[What you need to do]
Search the records below for the word "filas". Copy each line where it occurs.

[Data for this task]

* * * * *

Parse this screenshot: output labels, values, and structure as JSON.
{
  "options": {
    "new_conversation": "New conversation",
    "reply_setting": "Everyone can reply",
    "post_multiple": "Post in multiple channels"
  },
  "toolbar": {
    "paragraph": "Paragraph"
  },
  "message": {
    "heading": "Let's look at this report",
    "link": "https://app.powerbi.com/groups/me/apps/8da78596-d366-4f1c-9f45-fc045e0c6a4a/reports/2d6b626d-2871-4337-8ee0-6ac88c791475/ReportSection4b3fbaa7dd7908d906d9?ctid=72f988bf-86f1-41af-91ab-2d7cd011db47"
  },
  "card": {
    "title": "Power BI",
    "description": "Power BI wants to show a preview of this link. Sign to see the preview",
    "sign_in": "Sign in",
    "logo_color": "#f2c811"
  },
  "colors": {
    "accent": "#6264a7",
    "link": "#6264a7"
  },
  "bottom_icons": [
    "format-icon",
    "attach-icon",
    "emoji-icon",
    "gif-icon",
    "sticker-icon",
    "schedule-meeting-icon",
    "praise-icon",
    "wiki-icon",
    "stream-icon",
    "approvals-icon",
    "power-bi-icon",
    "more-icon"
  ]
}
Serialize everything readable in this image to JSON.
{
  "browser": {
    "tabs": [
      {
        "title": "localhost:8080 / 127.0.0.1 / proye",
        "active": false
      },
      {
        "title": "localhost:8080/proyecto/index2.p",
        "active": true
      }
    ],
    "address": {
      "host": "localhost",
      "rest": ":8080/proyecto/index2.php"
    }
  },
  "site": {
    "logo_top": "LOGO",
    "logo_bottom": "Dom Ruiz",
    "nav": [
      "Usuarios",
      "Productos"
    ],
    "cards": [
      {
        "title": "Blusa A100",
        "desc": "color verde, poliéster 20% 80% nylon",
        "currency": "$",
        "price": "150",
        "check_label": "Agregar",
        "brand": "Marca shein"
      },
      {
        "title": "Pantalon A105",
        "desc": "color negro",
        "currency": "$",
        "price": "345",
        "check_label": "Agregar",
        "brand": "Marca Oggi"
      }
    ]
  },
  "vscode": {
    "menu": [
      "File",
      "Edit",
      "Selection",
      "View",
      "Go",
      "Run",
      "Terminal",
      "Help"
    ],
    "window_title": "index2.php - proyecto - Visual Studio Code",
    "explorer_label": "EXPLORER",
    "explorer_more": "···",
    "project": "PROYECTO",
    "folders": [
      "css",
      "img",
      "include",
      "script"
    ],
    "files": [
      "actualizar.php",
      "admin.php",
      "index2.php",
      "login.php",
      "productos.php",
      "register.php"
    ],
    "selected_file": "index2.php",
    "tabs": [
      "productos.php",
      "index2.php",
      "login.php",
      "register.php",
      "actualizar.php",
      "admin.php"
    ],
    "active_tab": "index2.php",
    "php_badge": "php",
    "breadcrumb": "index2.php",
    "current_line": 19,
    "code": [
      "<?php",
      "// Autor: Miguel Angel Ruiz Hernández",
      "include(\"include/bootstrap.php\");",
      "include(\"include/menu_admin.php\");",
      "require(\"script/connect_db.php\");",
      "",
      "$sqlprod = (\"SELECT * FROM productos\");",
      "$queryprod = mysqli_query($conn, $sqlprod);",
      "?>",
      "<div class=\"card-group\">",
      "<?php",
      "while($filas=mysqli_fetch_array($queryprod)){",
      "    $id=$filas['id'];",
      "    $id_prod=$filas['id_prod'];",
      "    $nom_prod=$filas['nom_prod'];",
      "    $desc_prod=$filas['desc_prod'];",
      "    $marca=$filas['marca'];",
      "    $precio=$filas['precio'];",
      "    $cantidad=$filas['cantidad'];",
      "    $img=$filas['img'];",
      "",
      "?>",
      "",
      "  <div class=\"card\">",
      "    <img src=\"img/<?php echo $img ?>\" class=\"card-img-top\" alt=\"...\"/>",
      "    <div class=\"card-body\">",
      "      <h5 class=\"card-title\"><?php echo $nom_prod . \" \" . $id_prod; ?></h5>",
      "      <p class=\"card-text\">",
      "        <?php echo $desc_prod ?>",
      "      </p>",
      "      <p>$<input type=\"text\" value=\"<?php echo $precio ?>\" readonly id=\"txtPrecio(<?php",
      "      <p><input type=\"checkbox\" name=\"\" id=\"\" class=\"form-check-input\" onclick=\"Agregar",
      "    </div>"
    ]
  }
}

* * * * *

[Exercise solution]
      "while($filas=mysqli_fetch_array($queryprod)){",
      "    $id=$filas['id'];",
      "    $id_prod=$filas['id_prod'];",
      "    $nom_prod=$filas['nom_prod'];",
      "    $desc_prod=$filas['desc_prod'];",
      "    $marca=$filas['marca'];",
      "    $precio=$filas['precio'];",
      "    $cantidad=$filas['cantidad'];",
      "    $img=$filas['img'];",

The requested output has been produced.